Introduces methods used in designing, testing and implementing practice innovation in complex and fast-moving interdisciplinary clinical settings. Emphasizes identifying interdisciplinary champions and sustaining clinical, administrative and research team engagement.
Prerequisite or concurrent*: CFSD 601, CFSD 602*; SPOL 654, SPOL 655.

SWCL 670. Clinical Leadership I. 3 Units.

Knowledge and skills for effective management of clinical systems, supervision, management and evaluation of clinical teams, and educational andragogy.

SWCL 680. Clinical Leadership II. 3 Units.

Examines principles of executive leadership in highly charged and large-scale outcome environments, including role and methods of guiding strategic planning, financial management and judgement, cost/benefit analysis, resource development; and informatics.

SWCL 690. Applied Project I. 1 Unit.

Orientation to the requirements of the applied DSW project. Development of applied project topic and objectives.
Prerequisite or concurrent*: CFSD 601*;SPOL 654, SPOL 655.

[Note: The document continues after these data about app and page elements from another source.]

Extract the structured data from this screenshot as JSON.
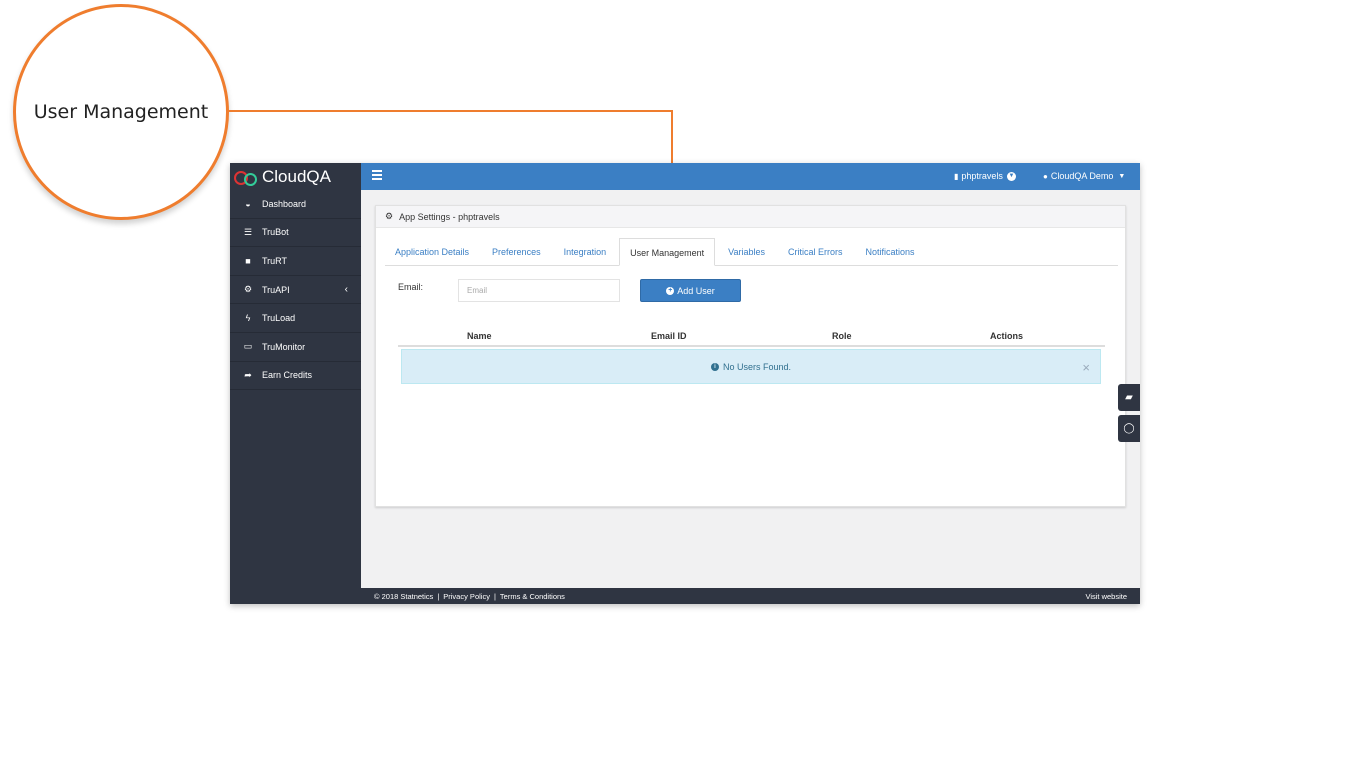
{
  "callout": {
    "label": "User Management"
  },
  "sidebar": {
    "logo_text": "CloudQA",
    "items": [
      {
        "label": "Dashboard",
        "icon": "dashboard-icon"
      },
      {
        "label": "TruBot",
        "icon": "list-icon"
      },
      {
        "label": "TruRT",
        "icon": "briefcase-icon"
      },
      {
        "label": "TruAPI",
        "icon": "cogs-icon"
      },
      {
        "label": "TruLoad",
        "icon": "bolt-icon"
      },
      {
        "label": "TruMonitor",
        "icon": "monitor-icon"
      },
      {
        "label": "Earn Credits",
        "icon": "share-icon"
      }
    ]
  },
  "topbar": {
    "project": "phptravels",
    "user": "CloudQA Demo"
  },
  "panel": {
    "title": "App Settings - phptravels",
    "tabs": [
      "Application Details",
      "Preferences",
      "Integration",
      "User Management",
      "Variables",
      "Critical Errors",
      "Notifications"
    ],
    "active_tab": "User Management",
    "email_label": "Email:",
    "email_placeholder": "Email",
    "add_button": "Add User",
    "columns": [
      "Name",
      "Email ID",
      "Role",
      "Actions"
    ],
    "alert": "No Users Found."
  },
  "footer": {
    "copyright": "© 2018 Statnetics",
    "privacy": "Privacy Policy",
    "terms": "Terms & Conditions",
    "visit": "Visit website"
  },
  "colors": {
    "accent": "#ef7d2e",
    "primary": "#3b7fc4",
    "sidebar": "#2f3542",
    "alert_bg": "#d9edf7"
  }
}
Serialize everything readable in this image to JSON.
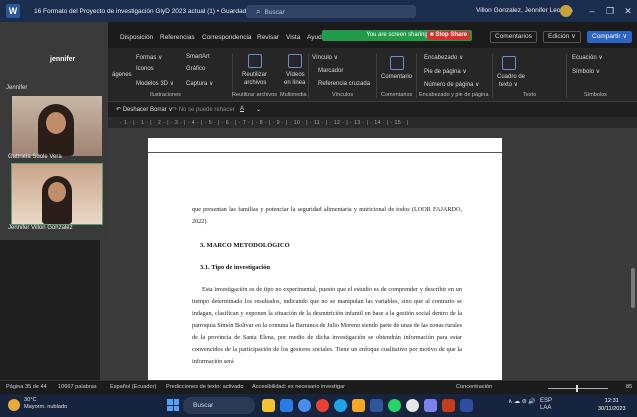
{
  "titlebar": {
    "doc_title": "16 Formato del Proyecto de investigación GlyD 2023 actual (1) • Guardado ∨",
    "search_placeholder": "Buscar",
    "user": "Villon Gonzalez, Jennifer Leonela",
    "minimize": "–",
    "restore": "❐",
    "close": "✕"
  },
  "menu": {
    "items": [
      "Disposición",
      "Referencias",
      "Correspondencia",
      "Revisar",
      "Vista",
      "Ayuda"
    ],
    "share_banner": "You are screen sharing",
    "stop_share": "■ Stop Share",
    "comments": "Comentarios",
    "edit_mode": "Edición ∨",
    "share": "Compartir ∨"
  },
  "ribbon": {
    "items": {
      "formas": "Formas ∨",
      "smartart": "SmartArt",
      "iconos": "Iconos",
      "grafico": "Gráfico",
      "modelos3d": "Modelos 3D ∨",
      "captura": "Captura ∨",
      "imagenes": "ágenes",
      "reutilizar": "Reutilizar",
      "archivos": "archivos",
      "videos": "Vídeos",
      "en_linea": "en línea",
      "vinculo": "Vínculo ∨",
      "marcador": "Marcador",
      "ref_cruzada": "Referencia cruzada",
      "comentario": "Comentario",
      "encabezado": "Encabezado ∨",
      "pie_pagina": "Pie de página ∨",
      "num_pagina": "Número de página ∨",
      "cuadro": "Cuadro de",
      "texto": "texto ∨",
      "ecuacion": "Ecuación ∨",
      "simbolo": "Símbolo ∨"
    },
    "groups": {
      "ilustraciones": "Ilustraciones",
      "reutilizar": "Reutilizar archivos",
      "multimedia": "Multimedia",
      "vinculos": "Vínculos",
      "comentarios": "Comentarios",
      "encabezado": "Encabezado y pie de página",
      "texto": "Texto",
      "simbolos": "Símbolos"
    }
  },
  "qat": {
    "undo": "↶ Deshacer Borrar ∨",
    "redo": "↷ No se puede rehacer",
    "font_color": "A",
    "more": "⌄"
  },
  "ruler": {
    "ticks": "· 1 · | · 1 · | · 2 · | · 3 · | · 4 · | · 5 · | · 6 · | · 7 · | · 8 · | · 9 · | · 10 · | · 11 · | · 12 · | · 13 · | · 14 · | · 15 · |"
  },
  "document": {
    "para1": "que presentan las familias y potenciar la seguridad alimentaria y nutricional de todos (LOOR FAJARDO, 2022).",
    "heading3": "3.    MARCO METODOLÓGICO",
    "heading31": "3.1.  Tipo de investigación",
    "para2": "Esta investigación es de tipo no experimental, puesto que el estudio es de comprender y describir en un tiempo determinado los resultados, indicando que no se manipulan las variables, sino que al contrario se indagan, clasifican y exponen la situación de la desnutrición infantil en base a la gestión social dentro de la parroquia Simón Bolívar en la comuna la Barranca de Julio Moreno siendo parte de unas de las zonas rurales de la provincia de Santa Elena, por medio de dicha investigación se obtendrán información para estar convencidos de la participación de los gestores sociales. Tiene un enfoque cualitativo por motivo de que la información será"
  },
  "video": {
    "self_name": "jennifer",
    "side_label": "Jennifer",
    "participant1": "Gabriela Suole Vera",
    "participant2": "Jennifer Villon Gonzalez"
  },
  "statusbar": {
    "page": "Página 35 de 44",
    "words": "10667 palabras",
    "language": "Español (Ecuador)",
    "predictions": "Predicciones de texto: activado",
    "accessibility": "Accesibilidad: es necesario investigar",
    "focus": "Concentración",
    "zoom": "85"
  },
  "taskbar": {
    "temp": "30°C",
    "weather": "Mayorm. nublado",
    "search": "Buscar",
    "lang": "ESP",
    "lang2": "LAA",
    "time": "12:31",
    "date": "30/11/2023",
    "tray_icons": "∧  ☁  ⊜  🔊"
  }
}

SWCL 691. Applied Project II. 2 Units.

Development of the literature review and methodology sections of the project proposal. Prerequisites: SWCL 690.

SWCL 692. Applied Project III. 2 Units.

Completion and successful defense of the Applied DSW Project proposal.
Prerequisite: SWCL 690, SWCL 691.

SWCL 693. DSW Project I. 2 Units.

Requires conducting a program evaluation or continuing with design and development of a program, as determined by applied DSW project objectives.
Prerequisite: SWCL 690, SWCL 691, SWCL 692.

SWCL 694. DSW Project II. 2 Units.

Analysis of data collected as determined by applied DSW project objectives. Requires draft of publishable paper following standards set forth by relevant refereed journal.
Prerequisite: SWCL 693.

SWCL 695. DSW Project III. 2 Units.

Finalize publishable paper, revise applied DSW project proposal document as needed, and successfully defend applied DSW project.
Prerequisite: SWCL 694.

SWCL 785. Externship I: DSW Project Portfolio Development. 2 Units.

Requires students to engage their organizational and professional learning networks to support the development of their DSW Applied Project Portfolio.
Prerequisite: Completion of Year 1 of DSW Program.

SWCL 786. Externship II: DSW Applied Project Development. 2 Units.

Provides experiential learning designed to support students' completion of IRB processes, initiation of data collection, or proposed program design.
Prerequisite: SWCL 785.